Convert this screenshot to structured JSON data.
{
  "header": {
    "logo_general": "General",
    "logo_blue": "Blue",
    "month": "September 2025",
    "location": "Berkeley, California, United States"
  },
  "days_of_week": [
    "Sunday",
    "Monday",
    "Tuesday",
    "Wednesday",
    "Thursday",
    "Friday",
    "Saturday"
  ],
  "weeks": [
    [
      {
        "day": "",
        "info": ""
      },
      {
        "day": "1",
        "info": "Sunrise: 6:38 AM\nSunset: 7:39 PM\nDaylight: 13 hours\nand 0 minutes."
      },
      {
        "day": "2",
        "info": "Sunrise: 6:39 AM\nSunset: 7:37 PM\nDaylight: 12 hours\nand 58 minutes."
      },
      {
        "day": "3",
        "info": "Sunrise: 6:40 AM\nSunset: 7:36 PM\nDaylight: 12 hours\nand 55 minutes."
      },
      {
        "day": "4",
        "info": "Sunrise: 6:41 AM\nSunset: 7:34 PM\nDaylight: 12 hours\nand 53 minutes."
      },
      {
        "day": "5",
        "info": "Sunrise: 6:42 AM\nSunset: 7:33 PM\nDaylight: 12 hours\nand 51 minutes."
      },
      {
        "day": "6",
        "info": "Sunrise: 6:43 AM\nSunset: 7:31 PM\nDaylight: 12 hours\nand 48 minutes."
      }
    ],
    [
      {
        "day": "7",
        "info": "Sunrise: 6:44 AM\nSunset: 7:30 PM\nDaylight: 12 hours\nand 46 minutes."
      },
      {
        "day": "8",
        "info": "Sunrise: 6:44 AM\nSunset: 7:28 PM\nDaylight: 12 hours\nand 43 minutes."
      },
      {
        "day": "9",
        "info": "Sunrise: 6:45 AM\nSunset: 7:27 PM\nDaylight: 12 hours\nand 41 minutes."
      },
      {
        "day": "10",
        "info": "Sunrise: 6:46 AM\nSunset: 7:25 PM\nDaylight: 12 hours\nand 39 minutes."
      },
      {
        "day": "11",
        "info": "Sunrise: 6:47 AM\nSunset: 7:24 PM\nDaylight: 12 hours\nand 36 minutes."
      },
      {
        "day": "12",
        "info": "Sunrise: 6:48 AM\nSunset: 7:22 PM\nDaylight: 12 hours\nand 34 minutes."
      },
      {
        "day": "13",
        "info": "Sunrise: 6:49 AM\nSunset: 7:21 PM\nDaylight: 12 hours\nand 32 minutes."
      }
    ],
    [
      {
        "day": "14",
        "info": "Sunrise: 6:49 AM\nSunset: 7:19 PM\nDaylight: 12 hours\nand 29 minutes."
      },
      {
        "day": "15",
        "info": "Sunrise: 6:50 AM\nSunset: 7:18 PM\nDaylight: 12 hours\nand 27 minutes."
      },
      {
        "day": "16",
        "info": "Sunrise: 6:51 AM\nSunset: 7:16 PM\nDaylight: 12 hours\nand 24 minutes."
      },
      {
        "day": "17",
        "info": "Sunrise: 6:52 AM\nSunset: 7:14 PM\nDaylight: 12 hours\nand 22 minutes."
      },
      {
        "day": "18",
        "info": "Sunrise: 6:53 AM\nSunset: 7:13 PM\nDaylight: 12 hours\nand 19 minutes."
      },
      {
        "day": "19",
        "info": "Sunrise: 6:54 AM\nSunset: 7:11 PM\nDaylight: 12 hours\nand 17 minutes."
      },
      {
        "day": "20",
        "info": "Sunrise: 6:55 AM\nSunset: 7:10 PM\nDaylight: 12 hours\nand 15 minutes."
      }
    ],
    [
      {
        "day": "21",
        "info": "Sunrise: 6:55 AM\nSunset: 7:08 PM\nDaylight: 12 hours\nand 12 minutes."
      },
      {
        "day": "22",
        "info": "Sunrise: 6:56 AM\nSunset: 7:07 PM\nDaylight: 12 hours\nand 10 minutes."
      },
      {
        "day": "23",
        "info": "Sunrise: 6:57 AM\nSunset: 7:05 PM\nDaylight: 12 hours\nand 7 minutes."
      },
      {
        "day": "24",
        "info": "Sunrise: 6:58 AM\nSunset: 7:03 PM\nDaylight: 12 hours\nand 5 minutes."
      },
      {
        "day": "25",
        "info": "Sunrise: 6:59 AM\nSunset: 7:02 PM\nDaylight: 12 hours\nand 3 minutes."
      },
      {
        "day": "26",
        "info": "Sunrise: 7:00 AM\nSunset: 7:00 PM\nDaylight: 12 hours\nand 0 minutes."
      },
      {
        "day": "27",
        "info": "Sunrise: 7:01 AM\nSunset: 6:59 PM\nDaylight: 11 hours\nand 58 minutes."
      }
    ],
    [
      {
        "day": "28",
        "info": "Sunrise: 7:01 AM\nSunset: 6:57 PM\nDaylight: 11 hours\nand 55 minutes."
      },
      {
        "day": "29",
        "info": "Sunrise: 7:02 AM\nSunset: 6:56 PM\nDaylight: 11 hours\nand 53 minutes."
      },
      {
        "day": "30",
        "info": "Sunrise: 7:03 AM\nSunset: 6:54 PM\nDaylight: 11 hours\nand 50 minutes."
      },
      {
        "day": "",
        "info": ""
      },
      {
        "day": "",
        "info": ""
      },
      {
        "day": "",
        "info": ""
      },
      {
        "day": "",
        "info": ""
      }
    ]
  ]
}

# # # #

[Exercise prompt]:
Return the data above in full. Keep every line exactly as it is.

[Problem solution]:
Convert this screenshot to structured JSON data.
{
  "header": {
    "logo_general": "General",
    "logo_blue": "Blue",
    "month": "September 2025",
    "location": "Berkeley, California, United States"
  },
  "days_of_week": [
    "Sunday",
    "Monday",
    "Tuesday",
    "Wednesday",
    "Thursday",
    "Friday",
    "Saturday"
  ],
  "weeks": [
    [
      {
        "day": "",
        "info": ""
      },
      {
        "day": "1",
        "info": "Sunrise: 6:38 AM\nSunset: 7:39 PM\nDaylight: 13 hours\nand 0 minutes."
      },
      {
        "day": "2",
        "info": "Sunrise: 6:39 AM\nSunset: 7:37 PM\nDaylight: 12 hours\nand 58 minutes."
      },
      {
        "day": "3",
        "info": "Sunrise: 6:40 AM\nSunset: 7:36 PM\nDaylight: 12 hours\nand 55 minutes."
      },
      {
        "day": "4",
        "info": "Sunrise: 6:41 AM\nSunset: 7:34 PM\nDaylight: 12 hours\nand 53 minutes."
      },
      {
        "day": "5",
        "info": "Sunrise: 6:42 AM\nSunset: 7:33 PM\nDaylight: 12 hours\nand 51 minutes."
      },
      {
        "day": "6",
        "info": "Sunrise: 6:43 AM\nSunset: 7:31 PM\nDaylight: 12 hours\nand 48 minutes."
      }
    ],
    [
      {
        "day": "7",
        "info": "Sunrise: 6:44 AM\nSunset: 7:30 PM\nDaylight: 12 hours\nand 46 minutes."
      },
      {
        "day": "8",
        "info": "Sunrise: 6:44 AM\nSunset: 7:28 PM\nDaylight: 12 hours\nand 43 minutes."
      },
      {
        "day": "9",
        "info": "Sunrise: 6:45 AM\nSunset: 7:27 PM\nDaylight: 12 hours\nand 41 minutes."
      },
      {
        "day": "10",
        "info": "Sunrise: 6:46 AM\nSunset: 7:25 PM\nDaylight: 12 hours\nand 39 minutes."
      },
      {
        "day": "11",
        "info": "Sunrise: 6:47 AM\nSunset: 7:24 PM\nDaylight: 12 hours\nand 36 minutes."
      },
      {
        "day": "12",
        "info": "Sunrise: 6:48 AM\nSunset: 7:22 PM\nDaylight: 12 hours\nand 34 minutes."
      },
      {
        "day": "13",
        "info": "Sunrise: 6:49 AM\nSunset: 7:21 PM\nDaylight: 12 hours\nand 32 minutes."
      }
    ],
    [
      {
        "day": "14",
        "info": "Sunrise: 6:49 AM\nSunset: 7:19 PM\nDaylight: 12 hours\nand 29 minutes."
      },
      {
        "day": "15",
        "info": "Sunrise: 6:50 AM\nSunset: 7:18 PM\nDaylight: 12 hours\nand 27 minutes."
      },
      {
        "day": "16",
        "info": "Sunrise: 6:51 AM\nSunset: 7:16 PM\nDaylight: 12 hours\nand 24 minutes."
      },
      {
        "day": "17",
        "info": "Sunrise: 6:52 AM\nSunset: 7:14 PM\nDaylight: 12 hours\nand 22 minutes."
      },
      {
        "day": "18",
        "info": "Sunrise: 6:53 AM\nSunset: 7:13 PM\nDaylight: 12 hours\nand 19 minutes."
      },
      {
        "day": "19",
        "info": "Sunrise: 6:54 AM\nSunset: 7:11 PM\nDaylight: 12 hours\nand 17 minutes."
      },
      {
        "day": "20",
        "info": "Sunrise: 6:55 AM\nSunset: 7:10 PM\nDaylight: 12 hours\nand 15 minutes."
      }
    ],
    [
      {
        "day": "21",
        "info": "Sunrise: 6:55 AM\nSunset: 7:08 PM\nDaylight: 12 hours\nand 12 minutes."
      },
      {
        "day": "22",
        "info": "Sunrise: 6:56 AM\nSunset: 7:07 PM\nDaylight: 12 hours\nand 10 minutes."
      },
      {
        "day": "23",
        "info": "Sunrise: 6:57 AM\nSunset: 7:05 PM\nDaylight: 12 hours\nand 7 minutes."
      },
      {
        "day": "24",
        "info": "Sunrise: 6:58 AM\nSunset: 7:03 PM\nDaylight: 12 hours\nand 5 minutes."
      },
      {
        "day": "25",
        "info": "Sunrise: 6:59 AM\nSunset: 7:02 PM\nDaylight: 12 hours\nand 3 minutes."
      },
      {
        "day": "26",
        "info": "Sunrise: 7:00 AM\nSunset: 7:00 PM\nDaylight: 12 hours\nand 0 minutes."
      },
      {
        "day": "27",
        "info": "Sunrise: 7:01 AM\nSunset: 6:59 PM\nDaylight: 11 hours\nand 58 minutes."
      }
    ],
    [
      {
        "day": "28",
        "info": "Sunrise: 7:01 AM\nSunset: 6:57 PM\nDaylight: 11 hours\nand 55 minutes."
      },
      {
        "day": "29",
        "info": "Sunrise: 7:02 AM\nSunset: 6:56 PM\nDaylight: 11 hours\nand 53 minutes."
      },
      {
        "day": "30",
        "info": "Sunrise: 7:03 AM\nSunset: 6:54 PM\nDaylight: 11 hours\nand 50 minutes."
      },
      {
        "day": "",
        "info": ""
      },
      {
        "day": "",
        "info": ""
      },
      {
        "day": "",
        "info": ""
      },
      {
        "day": "",
        "info": ""
      }
    ]
  ]
}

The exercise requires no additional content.